* [WHAT NEEDS TO BE DONE] Nothing more is wanted than an exact repeat of the data below.

Data records:
=== Section Start ===

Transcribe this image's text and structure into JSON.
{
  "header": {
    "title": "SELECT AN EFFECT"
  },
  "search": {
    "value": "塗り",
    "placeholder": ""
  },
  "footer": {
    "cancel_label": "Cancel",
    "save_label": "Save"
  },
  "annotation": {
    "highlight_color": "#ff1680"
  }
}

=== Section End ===

* [THE ANSWER]
Transcribe this image's text and structure into JSON.
{
  "header": {
    "title": "SELECT AN EFFECT"
  },
  "search": {
    "value": "塗り",
    "placeholder": ""
  },
  "footer": {
    "cancel_label": "Cancel",
    "save_label": "Save"
  },
  "annotation": {
    "highlight_color": "#ff1680"
  }
}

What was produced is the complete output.